§ Exercise brief: In your copy, set down the entries exactly and exclude the pictures.

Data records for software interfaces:
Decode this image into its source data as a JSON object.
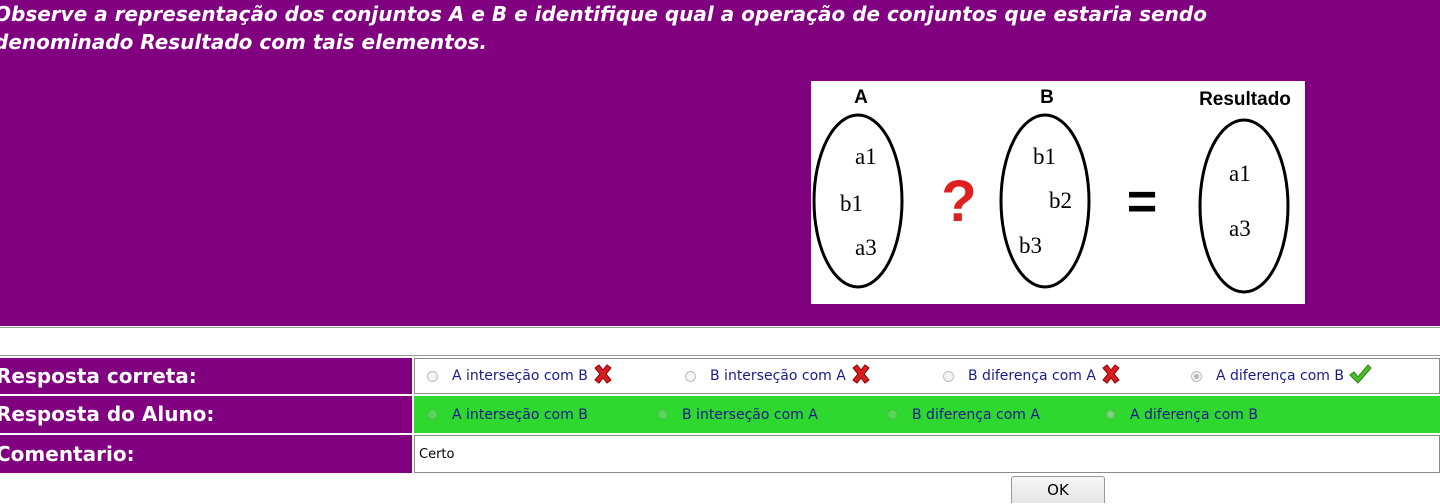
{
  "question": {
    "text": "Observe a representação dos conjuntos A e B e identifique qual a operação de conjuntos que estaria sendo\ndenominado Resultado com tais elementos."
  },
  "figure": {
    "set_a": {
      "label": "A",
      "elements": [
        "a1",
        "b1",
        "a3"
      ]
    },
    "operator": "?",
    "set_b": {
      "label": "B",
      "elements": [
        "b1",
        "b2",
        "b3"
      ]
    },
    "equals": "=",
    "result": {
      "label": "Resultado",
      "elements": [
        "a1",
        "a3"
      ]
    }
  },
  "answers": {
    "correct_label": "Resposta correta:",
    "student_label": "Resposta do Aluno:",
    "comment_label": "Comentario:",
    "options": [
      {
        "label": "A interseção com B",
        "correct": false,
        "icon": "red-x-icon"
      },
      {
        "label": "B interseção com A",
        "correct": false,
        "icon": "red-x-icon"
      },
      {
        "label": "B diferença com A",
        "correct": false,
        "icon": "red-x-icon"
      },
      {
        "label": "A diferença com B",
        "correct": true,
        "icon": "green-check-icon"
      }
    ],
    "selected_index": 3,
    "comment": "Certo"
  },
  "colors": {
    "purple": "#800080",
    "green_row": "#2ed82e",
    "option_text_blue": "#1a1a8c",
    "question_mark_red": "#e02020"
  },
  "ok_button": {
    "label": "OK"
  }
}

§ Exercise answer:
Decode this image into its source data as a JSON object.
{
  "question": {
    "text": "Observe a representação dos conjuntos A e B e identifique qual a operação de conjuntos que estaria sendo\ndenominado Resultado com tais elementos."
  },
  "figure": {
    "set_a": {
      "label": "A",
      "elements": [
        "a1",
        "b1",
        "a3"
      ]
    },
    "operator": "?",
    "set_b": {
      "label": "B",
      "elements": [
        "b1",
        "b2",
        "b3"
      ]
    },
    "equals": "=",
    "result": {
      "label": "Resultado",
      "elements": [
        "a1",
        "a3"
      ]
    }
  },
  "answers": {
    "correct_label": "Resposta correta:",
    "student_label": "Resposta do Aluno:",
    "comment_label": "Comentario:",
    "options": [
      {
        "label": "A interseção com B",
        "correct": false,
        "icon": "red-x-icon"
      },
      {
        "label": "B interseção com A",
        "correct": false,
        "icon": "red-x-icon"
      },
      {
        "label": "B diferença com A",
        "correct": false,
        "icon": "red-x-icon"
      },
      {
        "label": "A diferença com B",
        "correct": true,
        "icon": "green-check-icon"
      }
    ],
    "selected_index": 3,
    "comment": "Certo"
  },
  "colors": {
    "purple": "#800080",
    "green_row": "#2ed82e",
    "option_text_blue": "#1a1a8c",
    "question_mark_red": "#e02020"
  },
  "ok_button": {
    "label": "OK"
  }
}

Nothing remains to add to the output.